Evangelical Christian Women draws on two years of ethnographic research nationwide to shed new light on the gender conflict faced by women in evangelical Christianity. Julie Ingersoll goes beyond previous attempts to find avenues of empowerment for fundamentalist women to offer a more nuanced look at the challenges they face when they occupy positions of leadership which violate traditional gender norms. She looks where other studies do not—at women who, while remaining entrenched in and committed to evangelical Christianity, are also resisting accepted gender roles. Evangelical Christian Women offers a look at conservative women who challenge gender norms within their religious traditions, the fallout they experience as part of the ensuing conflict, and the significance of the conflict over gender for the development and character of culture. In the face of a growing number of scholarly studies of conservative religious women that argue that submission is somehow “really” empowerment, this book seeks to get at the other side of the story; to document and explore the experiences of the women caught in the middle of the conservative Christian culture war over gender.
Common Roots turns the searchlight of historic Christianity on twenty-first-century evangelicalism. Originally published in 1978 as a clarion call to all evangelicals, this reprint presents Webber’s thoughts to a new generation and includes a foreword by David Neff, the executive director of the center that pays tribute to Webber’s work and supports the ancient-future faith movement.Webber’s primary concern is to uncover the roots of evangelical Christianity. In so doing, he looks critically at beliefs and practices of contemporary evangelicalism that are out of harmony with historic Christianity.Webber argues that examining the era of the early church (A.D. 100–500), and particularly the second century, offers insights that evangelicals need to recover for worship, theology, mission, and spirituality. Chapters highlight a problem, investigate the belief and practice of the early church, and suggest an agenda for evangelical Christianity.Common Roots is required reading for anyone interested in the ancient-future faith movement, the writings and thought of Robert Webber, or evangelicalism’s relationship to history.

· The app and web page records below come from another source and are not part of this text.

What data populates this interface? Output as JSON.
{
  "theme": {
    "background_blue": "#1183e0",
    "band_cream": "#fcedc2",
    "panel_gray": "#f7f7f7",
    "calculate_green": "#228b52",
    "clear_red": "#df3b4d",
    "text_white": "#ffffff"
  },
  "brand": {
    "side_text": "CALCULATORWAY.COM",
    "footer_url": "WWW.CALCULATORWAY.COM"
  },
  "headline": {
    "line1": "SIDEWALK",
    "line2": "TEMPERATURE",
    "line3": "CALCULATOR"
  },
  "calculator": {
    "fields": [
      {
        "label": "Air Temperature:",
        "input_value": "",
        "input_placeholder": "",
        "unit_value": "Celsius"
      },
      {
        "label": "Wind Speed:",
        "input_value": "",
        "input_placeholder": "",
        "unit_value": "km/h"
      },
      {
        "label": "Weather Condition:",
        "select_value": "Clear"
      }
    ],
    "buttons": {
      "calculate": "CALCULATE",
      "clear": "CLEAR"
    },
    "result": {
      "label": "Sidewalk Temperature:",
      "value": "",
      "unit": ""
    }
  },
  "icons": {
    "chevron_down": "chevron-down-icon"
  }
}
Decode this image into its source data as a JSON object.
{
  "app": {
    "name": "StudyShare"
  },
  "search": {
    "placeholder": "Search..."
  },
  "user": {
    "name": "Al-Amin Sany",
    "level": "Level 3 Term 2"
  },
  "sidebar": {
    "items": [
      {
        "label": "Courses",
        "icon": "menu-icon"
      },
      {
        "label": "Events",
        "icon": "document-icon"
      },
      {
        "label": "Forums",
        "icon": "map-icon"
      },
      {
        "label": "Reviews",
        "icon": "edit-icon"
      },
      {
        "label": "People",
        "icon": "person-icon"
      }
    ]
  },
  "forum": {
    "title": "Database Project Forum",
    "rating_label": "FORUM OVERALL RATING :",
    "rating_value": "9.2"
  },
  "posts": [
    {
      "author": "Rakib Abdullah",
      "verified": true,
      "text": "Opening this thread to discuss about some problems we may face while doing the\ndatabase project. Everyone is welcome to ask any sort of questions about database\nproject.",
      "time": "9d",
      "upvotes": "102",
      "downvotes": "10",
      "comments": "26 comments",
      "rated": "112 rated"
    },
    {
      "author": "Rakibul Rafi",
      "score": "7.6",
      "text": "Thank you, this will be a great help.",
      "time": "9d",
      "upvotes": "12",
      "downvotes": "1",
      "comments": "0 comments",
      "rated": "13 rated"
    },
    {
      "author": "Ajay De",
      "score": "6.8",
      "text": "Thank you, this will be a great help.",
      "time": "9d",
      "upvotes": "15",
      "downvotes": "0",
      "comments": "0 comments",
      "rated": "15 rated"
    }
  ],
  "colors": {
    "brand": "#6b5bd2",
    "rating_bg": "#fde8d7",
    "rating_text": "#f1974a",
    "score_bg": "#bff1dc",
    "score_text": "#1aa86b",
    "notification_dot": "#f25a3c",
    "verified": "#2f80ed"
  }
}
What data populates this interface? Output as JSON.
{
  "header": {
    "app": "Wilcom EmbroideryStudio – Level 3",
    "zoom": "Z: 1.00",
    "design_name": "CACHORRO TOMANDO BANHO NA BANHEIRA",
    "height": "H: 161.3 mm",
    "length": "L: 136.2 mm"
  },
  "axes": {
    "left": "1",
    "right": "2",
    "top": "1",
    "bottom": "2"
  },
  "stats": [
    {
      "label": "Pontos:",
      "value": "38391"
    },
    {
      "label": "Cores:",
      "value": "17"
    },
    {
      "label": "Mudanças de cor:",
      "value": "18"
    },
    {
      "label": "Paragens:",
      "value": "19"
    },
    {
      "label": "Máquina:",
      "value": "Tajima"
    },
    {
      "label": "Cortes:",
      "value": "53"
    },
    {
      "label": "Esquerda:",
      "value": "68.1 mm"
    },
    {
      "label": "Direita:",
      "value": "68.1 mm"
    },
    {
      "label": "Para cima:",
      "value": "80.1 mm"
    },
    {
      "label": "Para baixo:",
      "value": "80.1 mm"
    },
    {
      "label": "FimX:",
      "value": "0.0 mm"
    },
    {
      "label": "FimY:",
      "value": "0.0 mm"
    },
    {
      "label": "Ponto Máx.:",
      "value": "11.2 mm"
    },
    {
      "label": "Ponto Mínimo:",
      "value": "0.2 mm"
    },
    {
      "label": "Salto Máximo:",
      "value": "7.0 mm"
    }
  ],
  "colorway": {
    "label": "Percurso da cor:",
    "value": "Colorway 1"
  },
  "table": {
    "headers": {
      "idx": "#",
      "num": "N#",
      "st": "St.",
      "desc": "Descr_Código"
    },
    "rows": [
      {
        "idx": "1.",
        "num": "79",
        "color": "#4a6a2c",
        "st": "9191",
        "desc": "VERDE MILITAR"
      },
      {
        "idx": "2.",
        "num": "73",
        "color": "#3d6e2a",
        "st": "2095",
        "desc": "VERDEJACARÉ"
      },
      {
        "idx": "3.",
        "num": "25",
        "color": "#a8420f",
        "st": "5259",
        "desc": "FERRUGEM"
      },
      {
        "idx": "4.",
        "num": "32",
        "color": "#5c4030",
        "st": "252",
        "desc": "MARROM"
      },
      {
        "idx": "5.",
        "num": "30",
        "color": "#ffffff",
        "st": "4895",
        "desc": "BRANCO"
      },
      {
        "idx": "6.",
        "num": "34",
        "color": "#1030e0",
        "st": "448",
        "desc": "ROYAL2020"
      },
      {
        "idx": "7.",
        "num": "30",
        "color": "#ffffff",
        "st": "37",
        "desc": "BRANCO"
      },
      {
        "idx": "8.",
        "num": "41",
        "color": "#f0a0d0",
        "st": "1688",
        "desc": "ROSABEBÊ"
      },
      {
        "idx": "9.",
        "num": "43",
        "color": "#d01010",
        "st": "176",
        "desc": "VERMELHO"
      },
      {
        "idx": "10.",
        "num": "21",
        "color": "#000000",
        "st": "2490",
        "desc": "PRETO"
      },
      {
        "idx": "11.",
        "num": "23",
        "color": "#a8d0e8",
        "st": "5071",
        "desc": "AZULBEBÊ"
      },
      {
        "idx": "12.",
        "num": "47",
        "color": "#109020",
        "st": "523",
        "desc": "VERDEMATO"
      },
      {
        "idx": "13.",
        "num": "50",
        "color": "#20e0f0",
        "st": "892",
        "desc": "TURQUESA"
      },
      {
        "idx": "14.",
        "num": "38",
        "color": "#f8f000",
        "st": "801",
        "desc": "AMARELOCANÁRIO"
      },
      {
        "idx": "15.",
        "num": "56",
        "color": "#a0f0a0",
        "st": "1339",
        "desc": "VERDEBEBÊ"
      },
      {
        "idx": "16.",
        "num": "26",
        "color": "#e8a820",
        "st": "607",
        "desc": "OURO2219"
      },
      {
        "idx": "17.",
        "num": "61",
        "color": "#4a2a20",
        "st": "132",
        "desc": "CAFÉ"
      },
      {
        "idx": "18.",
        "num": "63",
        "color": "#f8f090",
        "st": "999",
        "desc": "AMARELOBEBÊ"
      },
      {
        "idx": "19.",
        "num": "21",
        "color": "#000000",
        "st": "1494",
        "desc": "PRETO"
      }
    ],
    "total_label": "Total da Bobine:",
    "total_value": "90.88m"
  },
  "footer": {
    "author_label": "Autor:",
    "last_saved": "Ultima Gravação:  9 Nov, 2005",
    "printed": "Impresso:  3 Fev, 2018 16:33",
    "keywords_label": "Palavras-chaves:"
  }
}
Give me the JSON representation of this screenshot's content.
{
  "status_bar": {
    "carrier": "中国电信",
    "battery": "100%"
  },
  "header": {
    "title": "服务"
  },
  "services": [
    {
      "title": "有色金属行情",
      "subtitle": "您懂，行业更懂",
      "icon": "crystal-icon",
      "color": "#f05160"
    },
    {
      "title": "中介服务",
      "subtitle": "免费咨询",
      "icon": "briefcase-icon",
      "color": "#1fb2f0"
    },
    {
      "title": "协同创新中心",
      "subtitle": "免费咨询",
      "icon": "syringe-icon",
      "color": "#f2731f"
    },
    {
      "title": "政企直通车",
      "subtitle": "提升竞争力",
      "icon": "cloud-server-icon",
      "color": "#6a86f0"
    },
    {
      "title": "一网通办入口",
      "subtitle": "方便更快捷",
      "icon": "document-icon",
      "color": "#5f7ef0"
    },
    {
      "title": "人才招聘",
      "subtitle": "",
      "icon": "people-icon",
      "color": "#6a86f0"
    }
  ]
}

In The Challenge of American History, Louis Masur brings together a sampling of recent scholarship to determine the key issues preoccupying historians of American history and to contemplate the discipline's direction for the future. The fifteen summary essays included in this volume allow professional historians, history teachers, and students to grasp in a convenient and accessible form what historians have been writing about.